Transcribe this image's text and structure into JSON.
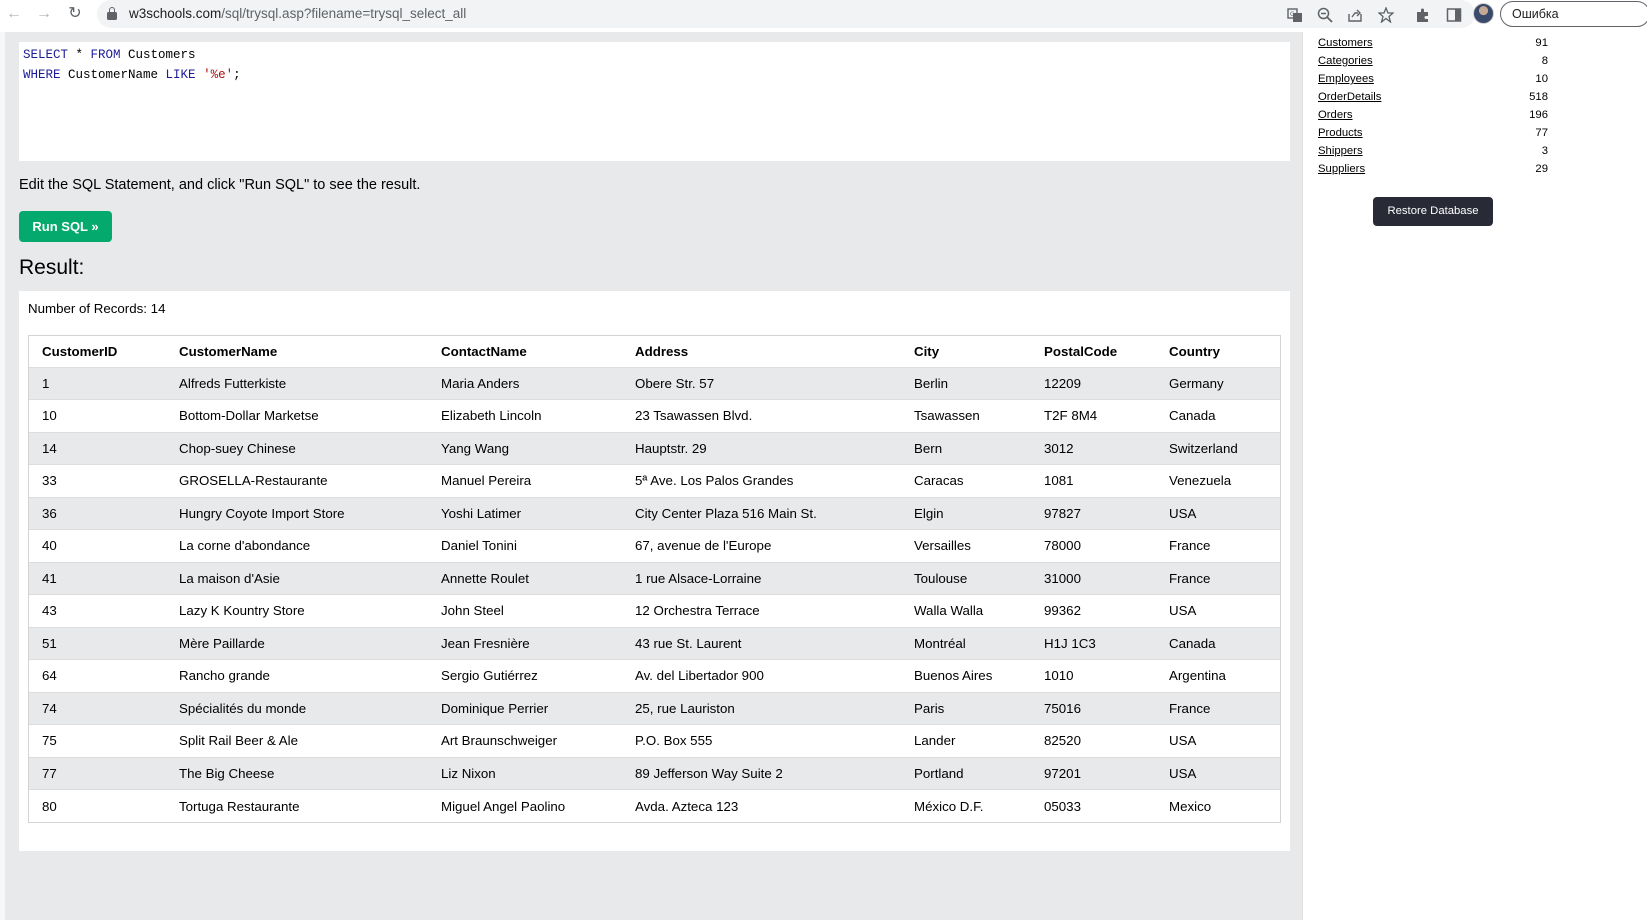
{
  "browser": {
    "url_domain": "w3schools.com",
    "url_path": "/sql/trysql.asp?filename=trysql_select_all",
    "error_label": "Ошибка"
  },
  "editor": {
    "line1": {
      "kw1": "SELECT",
      "rest1": " * ",
      "kw2": "FROM",
      "rest2": " Customers"
    },
    "line2": {
      "kw1": "WHERE",
      "rest1": " CustomerName ",
      "kw2": "LIKE",
      "rest2": " ",
      "str": "'%e'",
      "rest3": ";"
    }
  },
  "instruction": "Edit the SQL Statement, and click \"Run SQL\" to see the result.",
  "run_button": "Run SQL »",
  "result_heading": "Result:",
  "record_count": "Number of Records: 14",
  "table": {
    "headers": [
      "CustomerID",
      "CustomerName",
      "ContactName",
      "Address",
      "City",
      "PostalCode",
      "Country"
    ],
    "rows": [
      [
        "1",
        "Alfreds Futterkiste",
        "Maria Anders",
        "Obere Str. 57",
        "Berlin",
        "12209",
        "Germany"
      ],
      [
        "10",
        "Bottom-Dollar Marketse",
        "Elizabeth Lincoln",
        "23 Tsawassen Blvd.",
        "Tsawassen",
        "T2F 8M4",
        "Canada"
      ],
      [
        "14",
        "Chop-suey Chinese",
        "Yang Wang",
        "Hauptstr. 29",
        "Bern",
        "3012",
        "Switzerland"
      ],
      [
        "33",
        "GROSELLA-Restaurante",
        "Manuel Pereira",
        "5ª Ave. Los Palos Grandes",
        "Caracas",
        "1081",
        "Venezuela"
      ],
      [
        "36",
        "Hungry Coyote Import Store",
        "Yoshi Latimer",
        "City Center Plaza 516 Main St.",
        "Elgin",
        "97827",
        "USA"
      ],
      [
        "40",
        "La corne d'abondance",
        "Daniel Tonini",
        "67, avenue de l'Europe",
        "Versailles",
        "78000",
        "France"
      ],
      [
        "41",
        "La maison d'Asie",
        "Annette Roulet",
        "1 rue Alsace-Lorraine",
        "Toulouse",
        "31000",
        "France"
      ],
      [
        "43",
        "Lazy K Kountry Store",
        "John Steel",
        "12 Orchestra Terrace",
        "Walla Walla",
        "99362",
        "USA"
      ],
      [
        "51",
        "Mère Paillarde",
        "Jean Fresnière",
        "43 rue St. Laurent",
        "Montréal",
        "H1J 1C3",
        "Canada"
      ],
      [
        "64",
        "Rancho grande",
        "Sergio Gutiérrez",
        "Av. del Libertador 900",
        "Buenos Aires",
        "1010",
        "Argentina"
      ],
      [
        "74",
        "Spécialités du monde",
        "Dominique Perrier",
        "25, rue Lauriston",
        "Paris",
        "75016",
        "France"
      ],
      [
        "75",
        "Split Rail Beer & Ale",
        "Art Braunschweiger",
        "P.O. Box 555",
        "Lander",
        "82520",
        "USA"
      ],
      [
        "77",
        "The Big Cheese",
        "Liz Nixon",
        "89 Jefferson Way Suite 2",
        "Portland",
        "97201",
        "USA"
      ],
      [
        "80",
        "Tortuga Restaurante",
        "Miguel Angel Paolino",
        "Avda. Azteca 123",
        "México D.F.",
        "05033",
        "Mexico"
      ]
    ]
  },
  "sidebar": {
    "tables": [
      {
        "name": "Customers",
        "count": "91"
      },
      {
        "name": "Categories",
        "count": "8"
      },
      {
        "name": "Employees",
        "count": "10"
      },
      {
        "name": "OrderDetails",
        "count": "518"
      },
      {
        "name": "Orders",
        "count": "196"
      },
      {
        "name": "Products",
        "count": "77"
      },
      {
        "name": "Shippers",
        "count": "3"
      },
      {
        "name": "Suppliers",
        "count": "29"
      }
    ],
    "restore_button": "Restore Database"
  },
  "colors": {
    "run_button": "#04aa6d",
    "restore_button": "#282a35",
    "panel_background": "#e7e9eb"
  }
}
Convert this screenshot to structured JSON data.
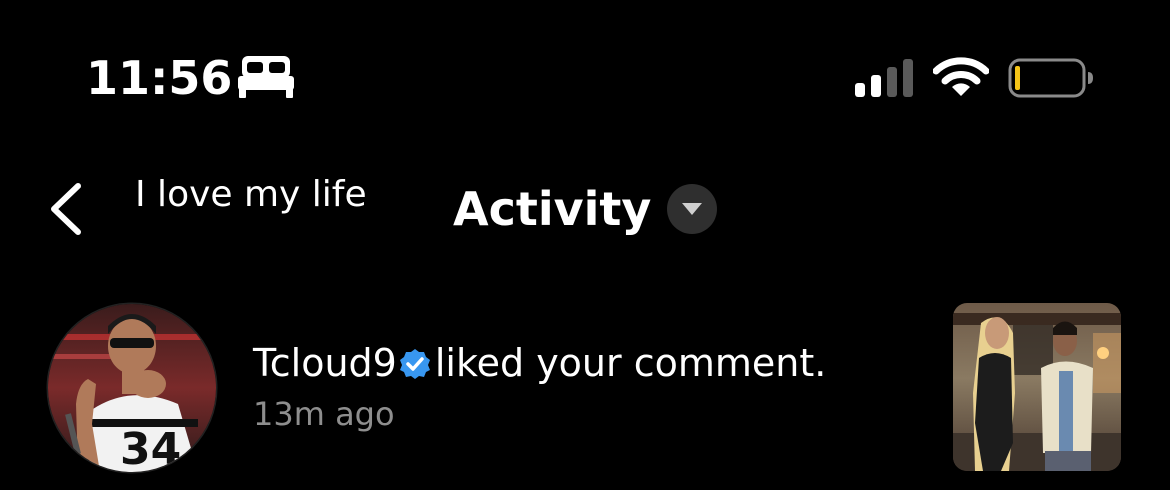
{
  "status_bar": {
    "time": "11:56",
    "focus_icon": "bed-icon",
    "signal_icon": "cellular-signal-icon",
    "wifi_icon": "wifi-icon",
    "battery_icon": "battery-icon",
    "battery_level": 0.08,
    "battery_color": "#f5c518"
  },
  "header": {
    "back_icon": "chevron-left-icon",
    "story_text": "I love my life",
    "title": "Activity",
    "dropdown_icon": "caret-down-icon"
  },
  "notification": {
    "username": "Tcloud9",
    "verified_icon": "verified-badge-icon",
    "verified_color": "#3897f0",
    "action": "liked your comment.",
    "time": "13m ago"
  }
}
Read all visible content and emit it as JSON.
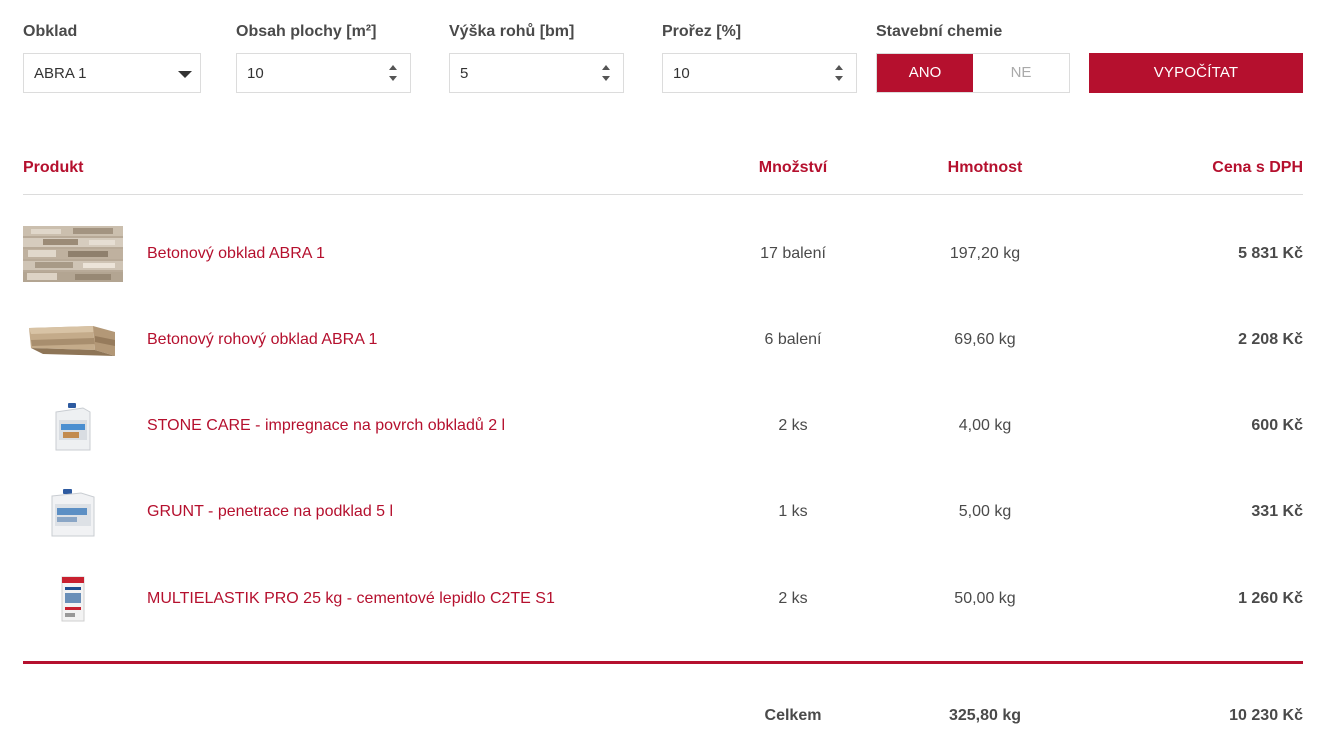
{
  "form": {
    "tile_label": "Obklad",
    "tile_value": "ABRA 1",
    "area_label": "Obsah plochy [m²]",
    "area_value": "10",
    "corner_label": "Výška rohů [bm]",
    "corner_value": "5",
    "waste_label": "Prořez [%]",
    "waste_value": "10",
    "chem_label": "Stavební chemie",
    "chem_yes": "ANO",
    "chem_no": "NE",
    "chem_selected": "ANO",
    "calc_button": "VYPOČÍTAT"
  },
  "table": {
    "headers": {
      "product": "Produkt",
      "quantity": "Množství",
      "weight": "Hmotnost",
      "price": "Cena s DPH"
    },
    "rows": [
      {
        "thumb": "stone-tile-image",
        "name": "Betonový obklad ABRA 1",
        "quantity": "17 balení",
        "weight": "197,20 kg",
        "price": "5 831 Kč"
      },
      {
        "thumb": "corner-tile-image",
        "name": "Betonový rohový obklad ABRA 1",
        "quantity": "6 balení",
        "weight": "69,60 kg",
        "price": "2 208 Kč"
      },
      {
        "thumb": "canister-image",
        "name": "STONE CARE - impregnace na povrch obkladů 2 l",
        "quantity": "2 ks",
        "weight": "4,00 kg",
        "price": "600 Kč"
      },
      {
        "thumb": "canister-image",
        "name": "GRUNT - penetrace na podklad 5 l",
        "quantity": "1 ks",
        "weight": "5,00 kg",
        "price": "331 Kč"
      },
      {
        "thumb": "bag-image",
        "name": "MULTIELASTIK PRO 25 kg - cementové lepidlo C2TE S1",
        "quantity": "2 ks",
        "weight": "50,00 kg",
        "price": "1 260 Kč"
      }
    ],
    "total": {
      "label": "Celkem",
      "weight": "325,80 kg",
      "price": "10 230 Kč"
    }
  },
  "colors": {
    "accent": "#b5102e",
    "text": "#4a4a4a",
    "border": "#dcdcdc"
  }
}
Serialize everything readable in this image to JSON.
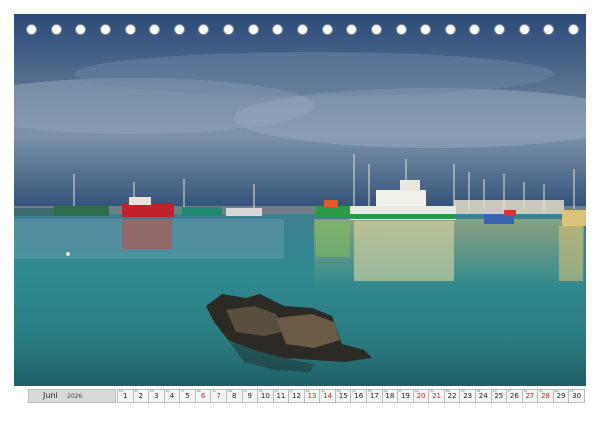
{
  "calendar": {
    "month": "Juni",
    "year": "2026",
    "days": [
      {
        "n": "1",
        "red": false,
        "wd": "Mo"
      },
      {
        "n": "2",
        "red": false,
        "wd": "Di"
      },
      {
        "n": "3",
        "red": false,
        "wd": "Mi"
      },
      {
        "n": "4",
        "red": false,
        "wd": "Do"
      },
      {
        "n": "5",
        "red": false,
        "wd": "Fr"
      },
      {
        "n": "6",
        "red": true,
        "wd": "Sa"
      },
      {
        "n": "7",
        "red": true,
        "wd": "So"
      },
      {
        "n": "8",
        "red": false,
        "wd": "Mo"
      },
      {
        "n": "9",
        "red": false,
        "wd": "Di"
      },
      {
        "n": "10",
        "red": false,
        "wd": "Mi"
      },
      {
        "n": "11",
        "red": false,
        "wd": "Do"
      },
      {
        "n": "12",
        "red": false,
        "wd": "Fr"
      },
      {
        "n": "13",
        "red": true,
        "wd": "Sa"
      },
      {
        "n": "14",
        "red": true,
        "wd": "So"
      },
      {
        "n": "15",
        "red": false,
        "wd": "Mo"
      },
      {
        "n": "16",
        "red": false,
        "wd": "Di"
      },
      {
        "n": "17",
        "red": false,
        "wd": "Mi"
      },
      {
        "n": "18",
        "red": false,
        "wd": "Do"
      },
      {
        "n": "19",
        "red": false,
        "wd": "Fr"
      },
      {
        "n": "20",
        "red": true,
        "wd": "Sa"
      },
      {
        "n": "21",
        "red": true,
        "wd": "So"
      },
      {
        "n": "22",
        "red": false,
        "wd": "Mo"
      },
      {
        "n": "23",
        "red": false,
        "wd": "Di"
      },
      {
        "n": "24",
        "red": false,
        "wd": "Mi"
      },
      {
        "n": "25",
        "red": false,
        "wd": "Do"
      },
      {
        "n": "26",
        "red": false,
        "wd": "Fr"
      },
      {
        "n": "27",
        "red": true,
        "wd": "Sa"
      },
      {
        "n": "28",
        "red": true,
        "wd": "So"
      },
      {
        "n": "29",
        "red": false,
        "wd": "Mo"
      },
      {
        "n": "30",
        "red": false,
        "wd": "Di"
      }
    ]
  },
  "binding": {
    "hole_count": 23
  },
  "colors": {
    "weekend": "#d2232a",
    "sky_top": "#2c4a78",
    "sky_mid": "#5f7b9c",
    "water": "#2f8c92",
    "boat_red": "#c0212a",
    "boat_green": "#2a9a48"
  },
  "photo": {
    "subject": "harbor-with-fishing-boats-and-rocks"
  }
}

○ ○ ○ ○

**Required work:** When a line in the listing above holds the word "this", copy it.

**Response area:**
Transcribe this image's text and structure into JSON.
Convert this screenshot to structured JSON data.
Serialize everything readable in this image to JSON.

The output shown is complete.